What the task asks:
A word-for-word printout of the listing below is needed.

Provided material:
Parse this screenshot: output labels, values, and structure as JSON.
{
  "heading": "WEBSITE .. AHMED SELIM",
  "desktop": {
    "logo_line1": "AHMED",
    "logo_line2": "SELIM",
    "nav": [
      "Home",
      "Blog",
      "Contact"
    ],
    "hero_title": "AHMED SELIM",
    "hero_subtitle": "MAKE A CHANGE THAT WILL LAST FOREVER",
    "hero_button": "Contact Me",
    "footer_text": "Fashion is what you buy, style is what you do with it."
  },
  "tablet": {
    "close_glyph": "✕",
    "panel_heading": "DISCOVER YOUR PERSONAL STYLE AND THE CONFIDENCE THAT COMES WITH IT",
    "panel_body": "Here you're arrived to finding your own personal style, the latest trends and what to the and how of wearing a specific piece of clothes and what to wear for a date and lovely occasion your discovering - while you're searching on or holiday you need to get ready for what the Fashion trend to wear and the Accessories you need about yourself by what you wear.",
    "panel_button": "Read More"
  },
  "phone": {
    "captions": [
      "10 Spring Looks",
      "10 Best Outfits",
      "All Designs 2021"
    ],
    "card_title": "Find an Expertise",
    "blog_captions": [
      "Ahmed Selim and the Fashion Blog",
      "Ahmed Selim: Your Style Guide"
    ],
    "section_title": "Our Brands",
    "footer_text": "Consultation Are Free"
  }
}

Exercise output:
Parse this screenshot: output labels, values, and structure as JSON.
{
  "heading": "WEBSITE .. AHMED SELIM",
  "desktop": {
    "logo_line1": "AHMED",
    "logo_line2": "SELIM",
    "nav": [
      "Home",
      "Blog",
      "Contact"
    ],
    "hero_title": "AHMED SELIM",
    "hero_subtitle": "MAKE A CHANGE THAT WILL LAST FOREVER",
    "hero_button": "Contact Me",
    "footer_text": "Fashion is what you buy, style is what you do with it."
  },
  "tablet": {
    "close_glyph": "✕",
    "panel_heading": "DISCOVER YOUR PERSONAL STYLE AND THE CONFIDENCE THAT COMES WITH IT",
    "panel_body": "Here you're arrived to finding your own personal style, the latest trends and what to the and how of wearing a specific piece of clothes and what to wear for a date and lovely occasion your discovering - while you're searching on or holiday you need to get ready for what the Fashion trend to wear and the Accessories you need about yourself by what you wear.",
    "panel_button": "Read More"
  },
  "phone": {
    "captions": [
      "10 Spring Looks",
      "10 Best Outfits",
      "All Designs 2021"
    ],
    "card_title": "Find an Expertise",
    "blog_captions": [
      "Ahmed Selim and the Fashion Blog",
      "Ahmed Selim: Your Style Guide"
    ],
    "section_title": "Our Brands",
    "footer_text": "Consultation Are Free"
  }
}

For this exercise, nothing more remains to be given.